· “Volume Threshold”: Everyone has an individual volume threshold – you should do enough so you’re progressing but not so much you risk injury or burning out. Build up your volume ‘capacity’ over time.
· The more advanced you become the more volume you’re going to need to continue eliciting growth.
This point from this article was so “perfect,” I would offer this up for almost any decision you make it life. Try a summer school or summer camp at a college you want to go to. Spend time in a “field” before you take ten years being qualified to do it. Or, like I did, go to an Olympic lifting meet and see what it is all about before learning it. If you are lucky you will meet Dick Notmeyer.
Assuming you have some vacation time saved up, consider using it to do a sort of retirement dress rehearsal. Take a couple of weeks off work and spend that time doing the kinds of activities you plan to do once you retire. If you have a fabulous time, then you know you’re on the right track. On the other hand, if you’re bored out of your mind by the end of the week, you should seriously reconsider how you intend to spend the rest of your life. Maybe you should delay retirement a bit — or perhaps moving to Europe would be a good idea after all?
This is just a short piece from Brian Oldfield’s site. We toasted him several times this weekend. I always found this plan interesting. He didn’t keep a lot of things, but this is still fun to study.
This article is well written and makes a lot of good points about the sport of Olympic lifting. O lifting had a chance to clean up, but it can’t.
Many of you are getting angry as you read this because of the very clear fact that we’re not the only Olympic sport with a drug problem. Why is the IOC talking about kicking us out, but not sports like track and field or cycling? Both of these sports have a ton of athletes getting popped, just like us. So why are we getting hammered? There are a lot of answers to these questions, but the biggest one…as always…is money. I’m not going to do a detailed explanation of global sport politics in this article, but you can have faith in the understanding that much of these decisions are financially based.

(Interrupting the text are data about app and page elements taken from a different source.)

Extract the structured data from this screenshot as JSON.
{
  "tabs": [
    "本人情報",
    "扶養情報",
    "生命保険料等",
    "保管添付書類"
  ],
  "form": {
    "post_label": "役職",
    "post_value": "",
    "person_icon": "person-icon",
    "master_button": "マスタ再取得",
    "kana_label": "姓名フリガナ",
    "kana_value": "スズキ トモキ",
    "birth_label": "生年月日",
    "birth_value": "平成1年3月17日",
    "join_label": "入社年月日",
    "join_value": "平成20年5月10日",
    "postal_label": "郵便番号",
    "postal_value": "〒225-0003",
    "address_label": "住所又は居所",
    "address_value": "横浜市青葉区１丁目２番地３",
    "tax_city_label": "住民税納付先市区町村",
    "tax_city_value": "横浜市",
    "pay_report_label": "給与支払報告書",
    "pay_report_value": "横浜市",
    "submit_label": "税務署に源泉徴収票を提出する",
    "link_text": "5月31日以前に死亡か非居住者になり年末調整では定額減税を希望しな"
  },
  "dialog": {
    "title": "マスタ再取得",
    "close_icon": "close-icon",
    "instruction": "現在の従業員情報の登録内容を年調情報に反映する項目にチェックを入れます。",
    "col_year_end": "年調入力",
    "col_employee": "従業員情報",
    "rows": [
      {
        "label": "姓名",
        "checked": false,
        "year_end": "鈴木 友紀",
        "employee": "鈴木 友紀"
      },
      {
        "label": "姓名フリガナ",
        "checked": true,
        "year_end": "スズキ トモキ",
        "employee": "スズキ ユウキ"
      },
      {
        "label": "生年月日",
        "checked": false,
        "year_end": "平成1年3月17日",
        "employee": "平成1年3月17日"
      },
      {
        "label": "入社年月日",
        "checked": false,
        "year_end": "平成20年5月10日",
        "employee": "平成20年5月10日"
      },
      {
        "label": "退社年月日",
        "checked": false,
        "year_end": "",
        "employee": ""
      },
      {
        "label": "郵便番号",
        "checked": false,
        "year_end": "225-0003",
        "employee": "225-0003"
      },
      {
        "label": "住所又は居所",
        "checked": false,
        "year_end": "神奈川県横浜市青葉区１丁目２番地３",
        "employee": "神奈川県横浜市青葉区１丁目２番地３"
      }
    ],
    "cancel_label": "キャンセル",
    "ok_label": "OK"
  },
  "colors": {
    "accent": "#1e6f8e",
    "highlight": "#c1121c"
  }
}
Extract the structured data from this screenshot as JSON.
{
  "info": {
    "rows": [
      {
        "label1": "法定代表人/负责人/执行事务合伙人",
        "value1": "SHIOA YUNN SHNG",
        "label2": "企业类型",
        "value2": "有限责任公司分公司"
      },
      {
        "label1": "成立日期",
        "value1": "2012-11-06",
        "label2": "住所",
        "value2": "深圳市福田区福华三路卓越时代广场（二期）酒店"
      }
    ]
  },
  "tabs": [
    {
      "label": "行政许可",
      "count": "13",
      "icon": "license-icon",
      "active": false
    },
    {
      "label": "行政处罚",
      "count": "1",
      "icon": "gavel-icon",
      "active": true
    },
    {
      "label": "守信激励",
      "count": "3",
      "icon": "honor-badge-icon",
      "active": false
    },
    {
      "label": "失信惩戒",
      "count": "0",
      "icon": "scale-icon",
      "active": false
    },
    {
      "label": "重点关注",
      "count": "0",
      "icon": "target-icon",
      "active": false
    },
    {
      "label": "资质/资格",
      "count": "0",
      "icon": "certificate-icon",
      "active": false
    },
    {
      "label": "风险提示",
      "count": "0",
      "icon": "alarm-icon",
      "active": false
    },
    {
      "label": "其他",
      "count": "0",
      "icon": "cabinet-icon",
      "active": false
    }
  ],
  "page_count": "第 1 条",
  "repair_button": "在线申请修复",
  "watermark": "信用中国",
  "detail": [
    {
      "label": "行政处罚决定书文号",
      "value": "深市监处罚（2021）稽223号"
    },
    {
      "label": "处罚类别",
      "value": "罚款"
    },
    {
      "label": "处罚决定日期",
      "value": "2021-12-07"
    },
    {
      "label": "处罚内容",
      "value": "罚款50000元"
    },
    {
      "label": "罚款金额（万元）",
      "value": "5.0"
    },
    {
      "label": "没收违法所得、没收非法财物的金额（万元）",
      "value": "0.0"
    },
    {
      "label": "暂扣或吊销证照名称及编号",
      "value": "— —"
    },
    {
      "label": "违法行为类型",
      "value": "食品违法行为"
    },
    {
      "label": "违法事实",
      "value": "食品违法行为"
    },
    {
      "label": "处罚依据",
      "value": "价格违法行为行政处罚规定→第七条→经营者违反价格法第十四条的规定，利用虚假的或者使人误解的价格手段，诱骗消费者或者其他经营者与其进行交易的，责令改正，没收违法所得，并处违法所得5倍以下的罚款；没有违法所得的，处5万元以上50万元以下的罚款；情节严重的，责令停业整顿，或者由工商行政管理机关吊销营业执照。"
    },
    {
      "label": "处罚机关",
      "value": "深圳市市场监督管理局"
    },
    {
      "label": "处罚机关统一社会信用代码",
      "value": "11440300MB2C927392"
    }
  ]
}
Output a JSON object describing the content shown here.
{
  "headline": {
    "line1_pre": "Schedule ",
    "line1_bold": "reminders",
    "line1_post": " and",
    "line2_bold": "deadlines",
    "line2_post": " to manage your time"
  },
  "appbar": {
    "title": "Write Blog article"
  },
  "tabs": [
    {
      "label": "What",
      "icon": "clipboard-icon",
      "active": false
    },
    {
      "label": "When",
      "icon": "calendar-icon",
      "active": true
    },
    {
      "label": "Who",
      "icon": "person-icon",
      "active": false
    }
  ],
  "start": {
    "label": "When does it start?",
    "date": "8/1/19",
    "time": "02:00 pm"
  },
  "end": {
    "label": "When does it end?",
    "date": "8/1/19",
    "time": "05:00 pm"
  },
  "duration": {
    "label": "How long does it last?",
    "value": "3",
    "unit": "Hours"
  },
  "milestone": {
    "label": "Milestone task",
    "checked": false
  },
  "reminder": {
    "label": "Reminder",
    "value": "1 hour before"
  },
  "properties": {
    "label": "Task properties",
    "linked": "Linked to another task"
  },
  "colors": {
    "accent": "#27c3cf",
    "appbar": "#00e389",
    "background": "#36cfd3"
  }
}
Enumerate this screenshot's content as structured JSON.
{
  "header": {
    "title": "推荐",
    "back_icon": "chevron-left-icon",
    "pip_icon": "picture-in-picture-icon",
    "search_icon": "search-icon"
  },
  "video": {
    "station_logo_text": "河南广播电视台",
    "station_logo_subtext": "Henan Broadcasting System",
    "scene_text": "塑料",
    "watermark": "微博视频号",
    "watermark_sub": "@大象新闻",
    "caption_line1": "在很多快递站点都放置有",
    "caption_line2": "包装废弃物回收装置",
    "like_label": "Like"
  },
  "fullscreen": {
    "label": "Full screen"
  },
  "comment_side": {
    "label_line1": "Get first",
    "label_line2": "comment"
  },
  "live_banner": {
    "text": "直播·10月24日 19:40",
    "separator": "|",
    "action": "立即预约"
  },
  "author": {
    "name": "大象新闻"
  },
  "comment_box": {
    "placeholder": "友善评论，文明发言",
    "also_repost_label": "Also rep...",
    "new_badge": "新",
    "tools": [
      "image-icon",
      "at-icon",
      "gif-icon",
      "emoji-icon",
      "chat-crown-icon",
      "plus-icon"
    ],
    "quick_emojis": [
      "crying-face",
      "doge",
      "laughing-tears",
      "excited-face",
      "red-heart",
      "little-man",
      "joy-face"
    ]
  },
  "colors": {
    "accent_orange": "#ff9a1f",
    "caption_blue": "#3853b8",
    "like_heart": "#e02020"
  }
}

Some of you are saying, “Screw the Olympics! Let them kick us out! We don’t need them!”
Trust me…we want to stay in the Olympics. Yes, the sport would survive if we got dropped. But it would be a blow that would cause the kind of damage we’d never fully recover from. Sometimes it’s easy to forget how fantastically special the Olympics are, and how much it does for our sport to be included.
As I was finishing up today, I got a ping that told me this article went live. I have a small piece in this compilation.
In the next few days, I will catch up on sleep and time zones and until then, let’s keep on lifting and learning.